• Work required
Please give the number of lines in the listing that include the word "more", with no other words.

• Material provided
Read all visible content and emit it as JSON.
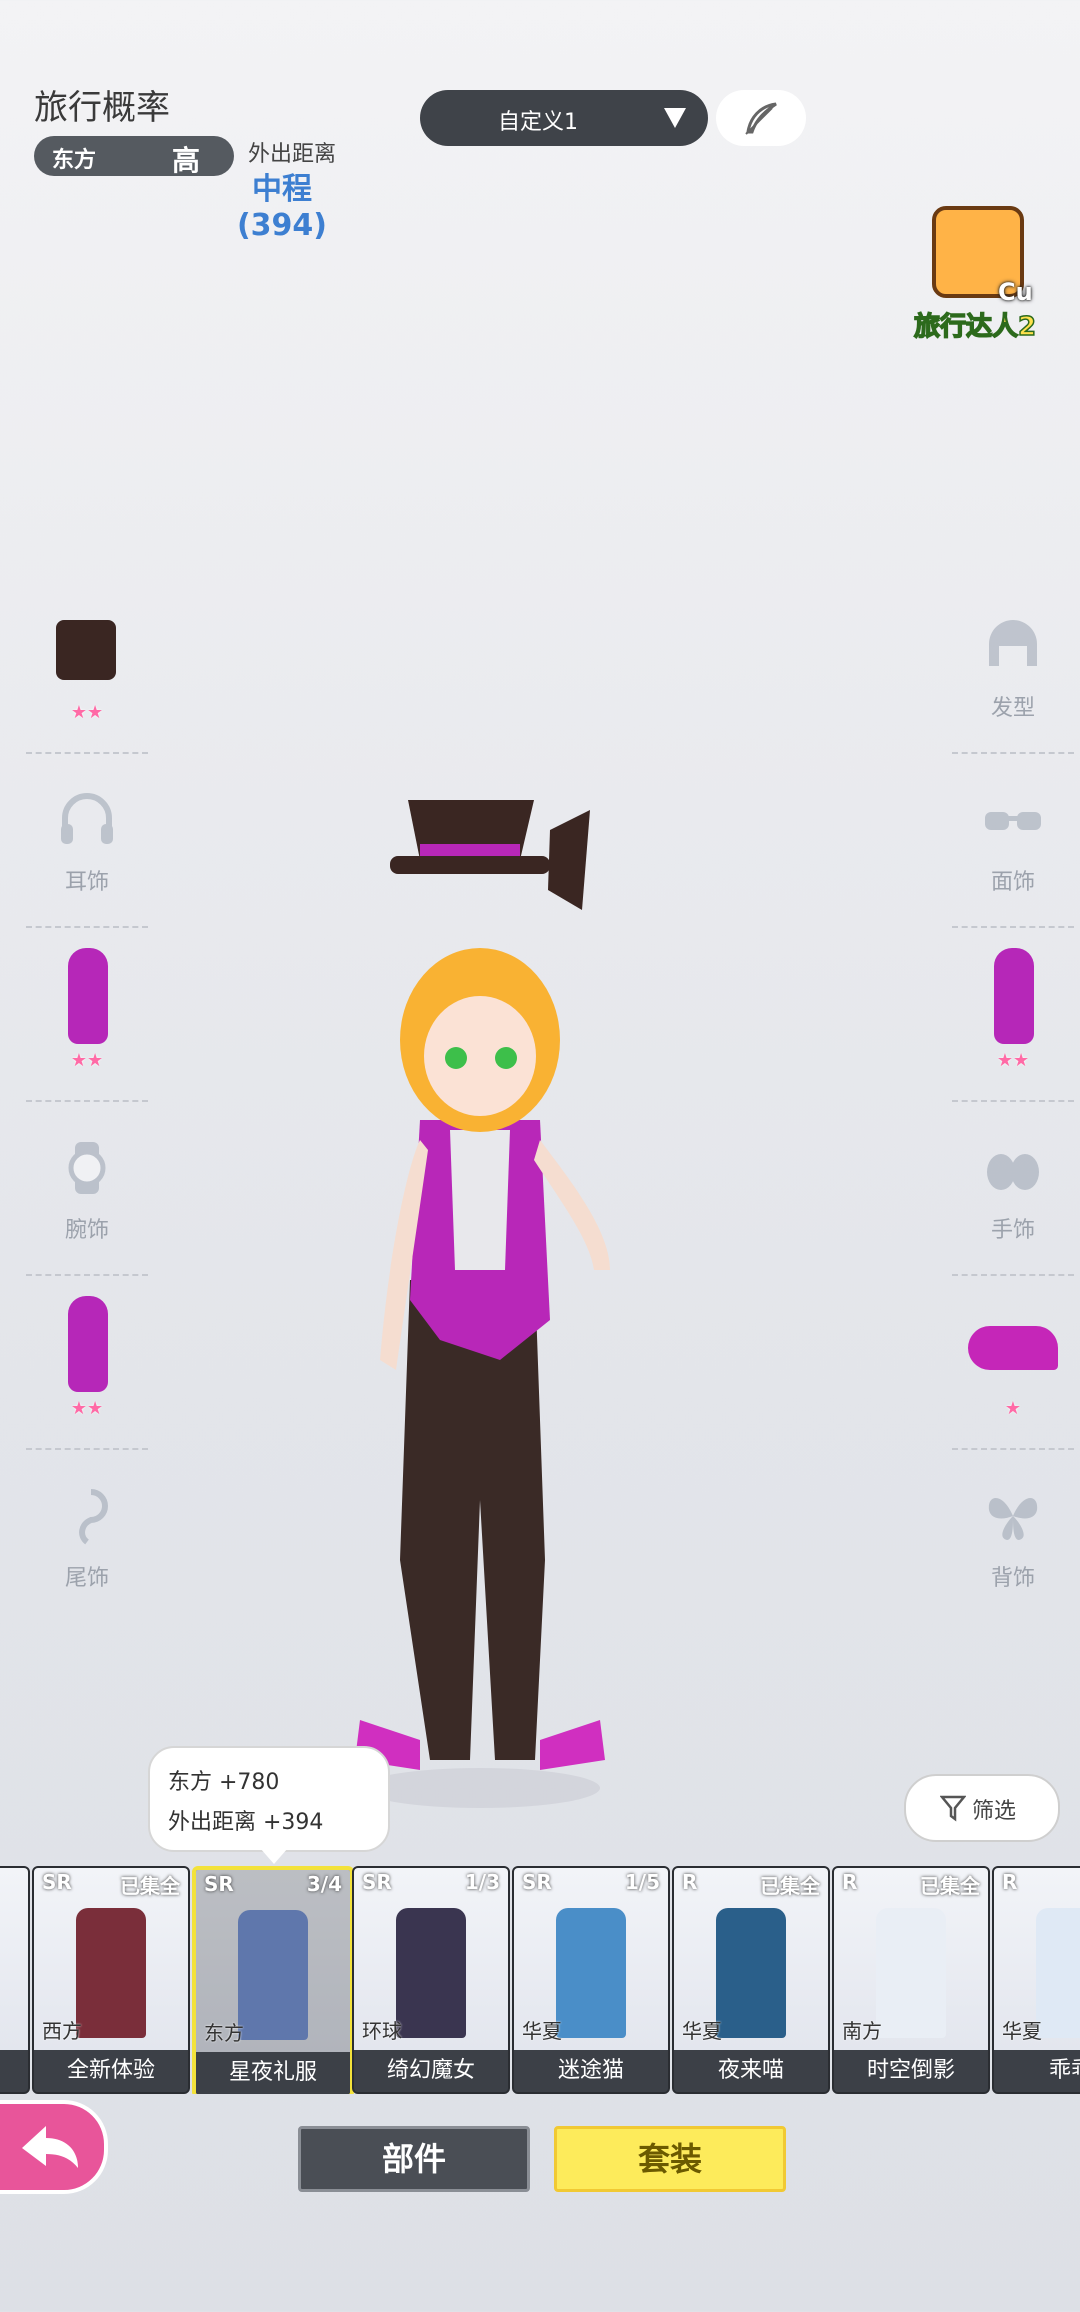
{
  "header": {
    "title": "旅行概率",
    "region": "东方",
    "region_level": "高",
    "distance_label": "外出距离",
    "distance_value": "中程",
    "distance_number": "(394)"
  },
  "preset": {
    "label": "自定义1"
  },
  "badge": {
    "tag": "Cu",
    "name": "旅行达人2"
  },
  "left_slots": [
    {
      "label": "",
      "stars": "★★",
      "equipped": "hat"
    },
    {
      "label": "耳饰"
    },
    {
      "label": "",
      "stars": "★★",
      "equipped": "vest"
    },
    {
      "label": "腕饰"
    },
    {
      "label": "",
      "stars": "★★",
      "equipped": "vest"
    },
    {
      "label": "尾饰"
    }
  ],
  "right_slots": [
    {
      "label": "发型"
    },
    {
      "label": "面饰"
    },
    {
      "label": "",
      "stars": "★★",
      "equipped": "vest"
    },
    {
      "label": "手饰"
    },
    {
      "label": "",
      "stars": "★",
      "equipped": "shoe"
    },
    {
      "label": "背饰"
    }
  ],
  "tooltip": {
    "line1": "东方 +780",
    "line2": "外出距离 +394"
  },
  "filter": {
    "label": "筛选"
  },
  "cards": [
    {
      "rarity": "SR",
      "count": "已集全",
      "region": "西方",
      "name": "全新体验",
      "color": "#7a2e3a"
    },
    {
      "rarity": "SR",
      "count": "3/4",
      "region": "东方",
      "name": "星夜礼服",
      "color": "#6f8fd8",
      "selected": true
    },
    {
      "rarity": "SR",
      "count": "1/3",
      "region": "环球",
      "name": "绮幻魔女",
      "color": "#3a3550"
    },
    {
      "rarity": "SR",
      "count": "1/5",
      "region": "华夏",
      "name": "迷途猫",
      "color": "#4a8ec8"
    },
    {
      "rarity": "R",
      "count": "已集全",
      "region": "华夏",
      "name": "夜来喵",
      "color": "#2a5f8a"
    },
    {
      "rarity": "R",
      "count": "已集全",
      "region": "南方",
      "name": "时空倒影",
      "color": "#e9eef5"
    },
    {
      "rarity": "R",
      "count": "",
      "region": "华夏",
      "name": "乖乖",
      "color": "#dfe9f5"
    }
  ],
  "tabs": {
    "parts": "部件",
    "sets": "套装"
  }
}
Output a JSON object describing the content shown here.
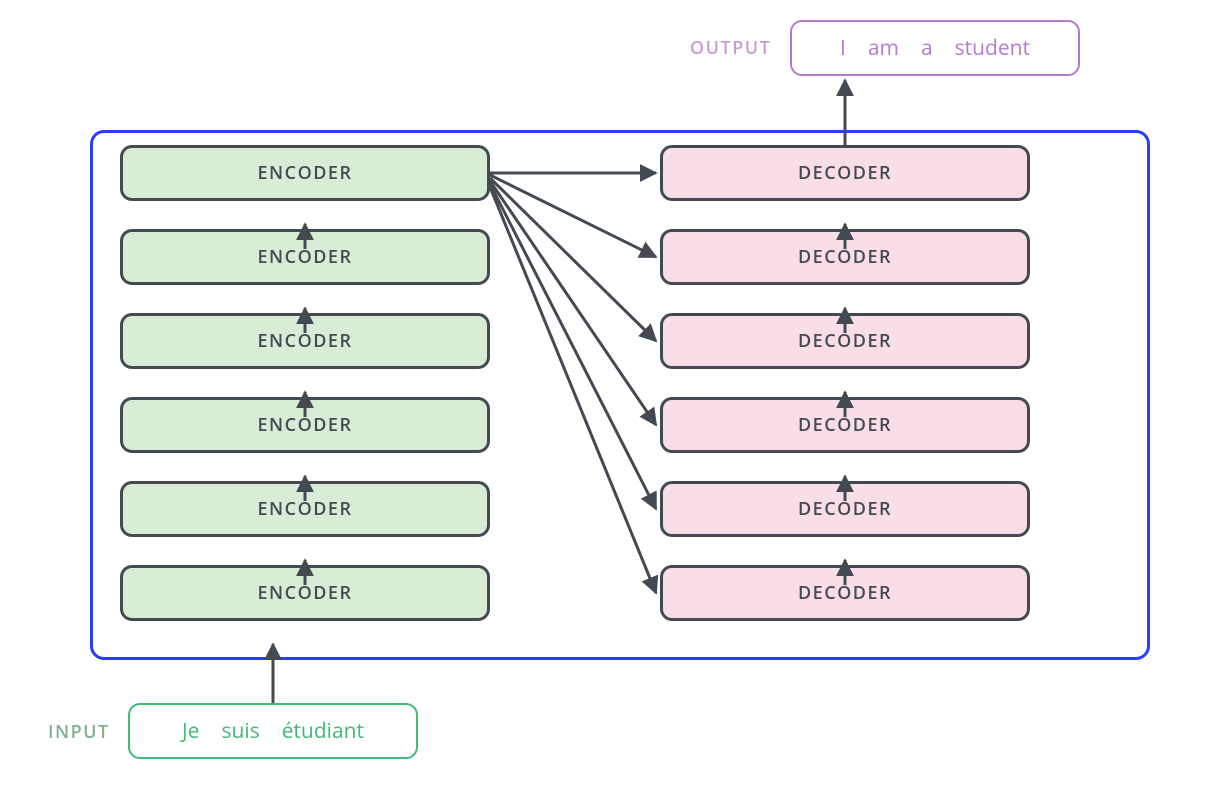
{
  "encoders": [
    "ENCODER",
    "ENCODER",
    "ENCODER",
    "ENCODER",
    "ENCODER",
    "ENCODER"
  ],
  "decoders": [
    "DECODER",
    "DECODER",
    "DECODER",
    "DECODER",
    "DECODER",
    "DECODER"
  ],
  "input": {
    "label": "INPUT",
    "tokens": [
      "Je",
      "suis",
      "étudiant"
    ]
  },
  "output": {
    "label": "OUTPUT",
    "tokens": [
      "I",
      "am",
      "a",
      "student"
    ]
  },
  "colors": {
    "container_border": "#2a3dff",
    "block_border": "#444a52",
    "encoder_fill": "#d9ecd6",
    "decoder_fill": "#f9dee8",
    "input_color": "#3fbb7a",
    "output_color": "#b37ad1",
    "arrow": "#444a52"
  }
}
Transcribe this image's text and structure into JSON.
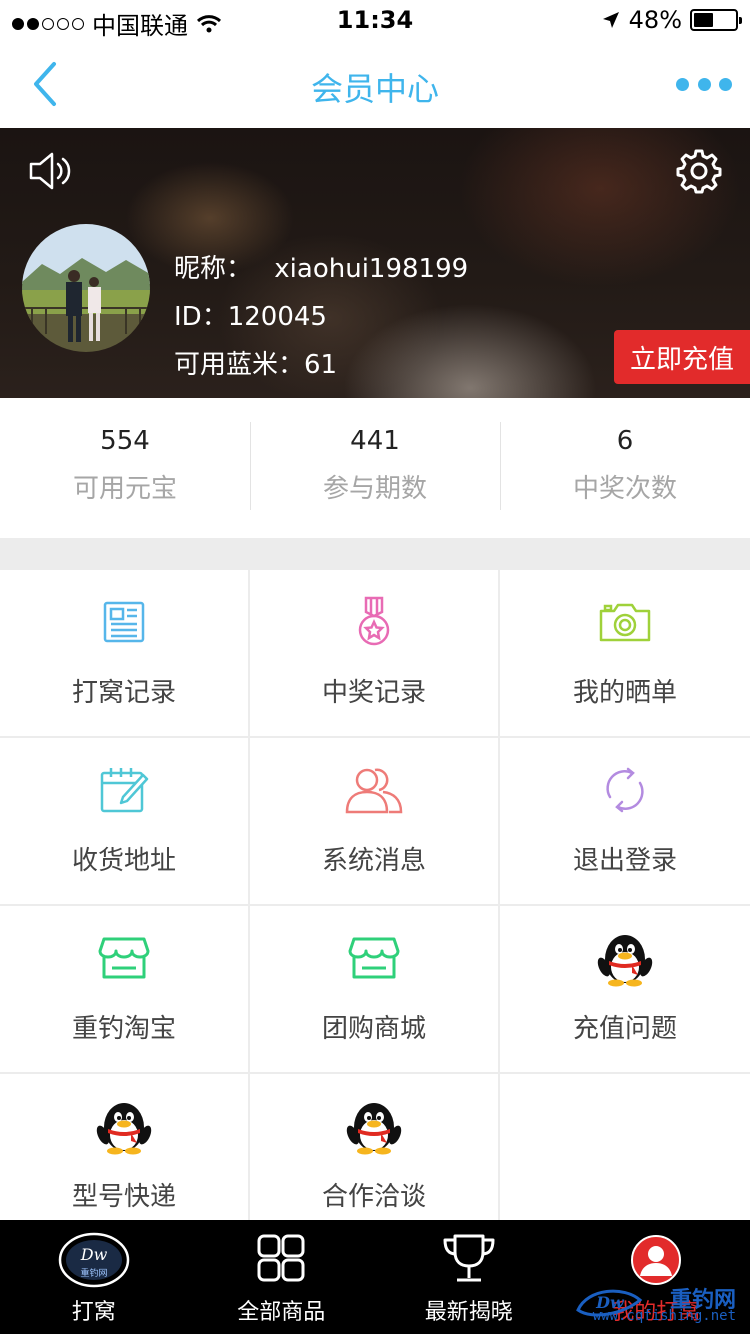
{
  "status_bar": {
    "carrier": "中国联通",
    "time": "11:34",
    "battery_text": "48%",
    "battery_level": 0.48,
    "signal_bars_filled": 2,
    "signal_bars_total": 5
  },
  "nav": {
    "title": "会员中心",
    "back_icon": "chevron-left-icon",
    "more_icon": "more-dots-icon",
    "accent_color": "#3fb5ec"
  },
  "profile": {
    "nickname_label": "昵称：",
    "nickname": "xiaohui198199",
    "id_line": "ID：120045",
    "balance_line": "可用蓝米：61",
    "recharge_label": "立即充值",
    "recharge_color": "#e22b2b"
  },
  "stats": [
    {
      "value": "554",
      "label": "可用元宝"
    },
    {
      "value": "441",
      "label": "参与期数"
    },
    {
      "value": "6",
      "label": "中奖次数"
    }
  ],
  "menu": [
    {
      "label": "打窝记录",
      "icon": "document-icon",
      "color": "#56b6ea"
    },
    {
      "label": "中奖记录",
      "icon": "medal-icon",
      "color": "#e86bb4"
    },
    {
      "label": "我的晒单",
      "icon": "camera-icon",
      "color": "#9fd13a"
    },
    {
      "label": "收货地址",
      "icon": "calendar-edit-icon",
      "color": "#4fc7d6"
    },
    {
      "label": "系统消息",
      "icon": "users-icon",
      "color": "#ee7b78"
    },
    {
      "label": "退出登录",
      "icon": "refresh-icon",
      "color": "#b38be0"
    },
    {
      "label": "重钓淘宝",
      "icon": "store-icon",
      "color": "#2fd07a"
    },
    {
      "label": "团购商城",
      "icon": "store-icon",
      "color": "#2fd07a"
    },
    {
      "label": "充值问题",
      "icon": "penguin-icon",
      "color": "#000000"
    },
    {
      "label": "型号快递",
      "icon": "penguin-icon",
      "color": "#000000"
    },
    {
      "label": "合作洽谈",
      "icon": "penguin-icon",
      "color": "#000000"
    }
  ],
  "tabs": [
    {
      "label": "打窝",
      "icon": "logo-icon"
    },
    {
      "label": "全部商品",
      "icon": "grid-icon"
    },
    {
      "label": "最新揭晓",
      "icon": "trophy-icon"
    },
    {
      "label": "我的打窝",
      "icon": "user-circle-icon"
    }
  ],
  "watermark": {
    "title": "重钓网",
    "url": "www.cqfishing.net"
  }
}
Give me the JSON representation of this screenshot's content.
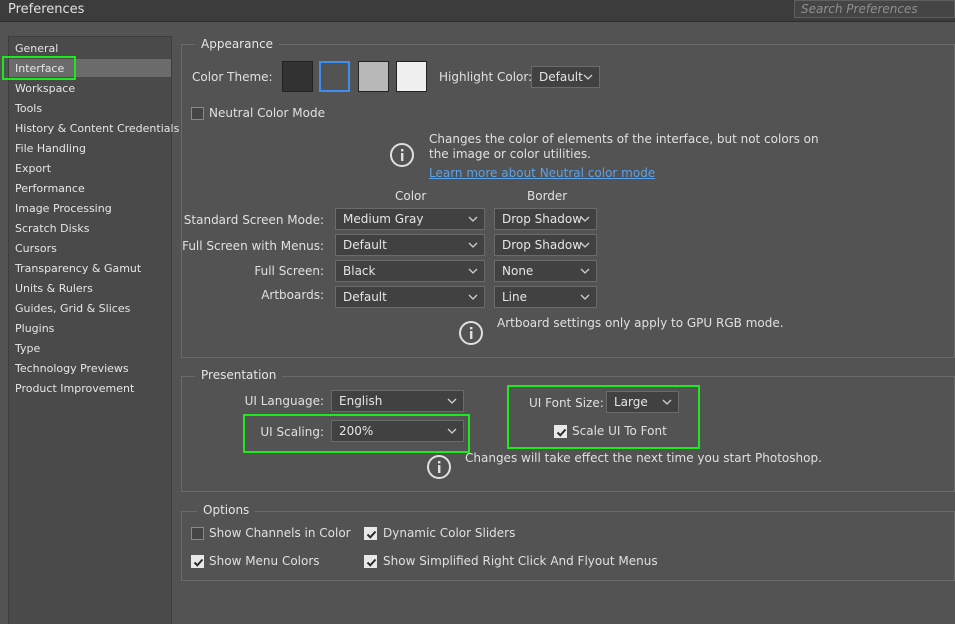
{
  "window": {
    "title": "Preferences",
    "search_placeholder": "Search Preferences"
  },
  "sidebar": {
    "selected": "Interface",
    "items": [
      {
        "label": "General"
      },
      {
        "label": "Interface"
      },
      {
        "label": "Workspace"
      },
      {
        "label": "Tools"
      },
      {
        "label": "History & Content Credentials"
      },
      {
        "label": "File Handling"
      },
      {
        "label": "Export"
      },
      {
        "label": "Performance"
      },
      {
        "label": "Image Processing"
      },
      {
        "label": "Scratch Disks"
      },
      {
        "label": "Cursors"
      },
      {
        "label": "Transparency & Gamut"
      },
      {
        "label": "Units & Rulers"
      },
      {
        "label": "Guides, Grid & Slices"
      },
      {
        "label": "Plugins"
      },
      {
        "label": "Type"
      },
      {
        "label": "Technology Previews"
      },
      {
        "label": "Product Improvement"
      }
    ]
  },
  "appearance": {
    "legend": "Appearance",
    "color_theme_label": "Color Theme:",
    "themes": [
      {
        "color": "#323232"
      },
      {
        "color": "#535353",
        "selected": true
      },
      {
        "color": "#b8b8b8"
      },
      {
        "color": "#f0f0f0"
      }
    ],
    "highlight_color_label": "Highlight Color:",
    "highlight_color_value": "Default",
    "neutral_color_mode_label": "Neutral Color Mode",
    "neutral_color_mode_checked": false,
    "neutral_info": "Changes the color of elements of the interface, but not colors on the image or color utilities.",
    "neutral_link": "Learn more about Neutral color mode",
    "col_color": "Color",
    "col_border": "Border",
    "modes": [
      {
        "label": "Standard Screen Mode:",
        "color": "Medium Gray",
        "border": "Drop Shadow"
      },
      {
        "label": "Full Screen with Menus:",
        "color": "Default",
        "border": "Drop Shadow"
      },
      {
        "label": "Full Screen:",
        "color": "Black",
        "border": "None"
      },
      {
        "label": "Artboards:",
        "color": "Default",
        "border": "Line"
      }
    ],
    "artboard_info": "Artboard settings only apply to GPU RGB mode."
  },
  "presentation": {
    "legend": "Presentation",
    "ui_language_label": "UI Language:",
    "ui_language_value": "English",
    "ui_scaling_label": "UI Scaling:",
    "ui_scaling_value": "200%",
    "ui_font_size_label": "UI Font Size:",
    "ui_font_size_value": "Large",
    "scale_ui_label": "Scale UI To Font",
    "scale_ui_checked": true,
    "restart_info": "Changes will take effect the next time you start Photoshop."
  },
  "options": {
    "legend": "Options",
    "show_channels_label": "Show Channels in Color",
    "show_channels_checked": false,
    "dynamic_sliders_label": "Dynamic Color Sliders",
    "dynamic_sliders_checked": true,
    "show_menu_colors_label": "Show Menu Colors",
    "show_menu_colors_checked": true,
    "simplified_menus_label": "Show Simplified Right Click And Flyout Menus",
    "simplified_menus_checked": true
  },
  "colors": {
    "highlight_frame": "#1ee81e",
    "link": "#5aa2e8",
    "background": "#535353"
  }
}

• Reply to the exercise
2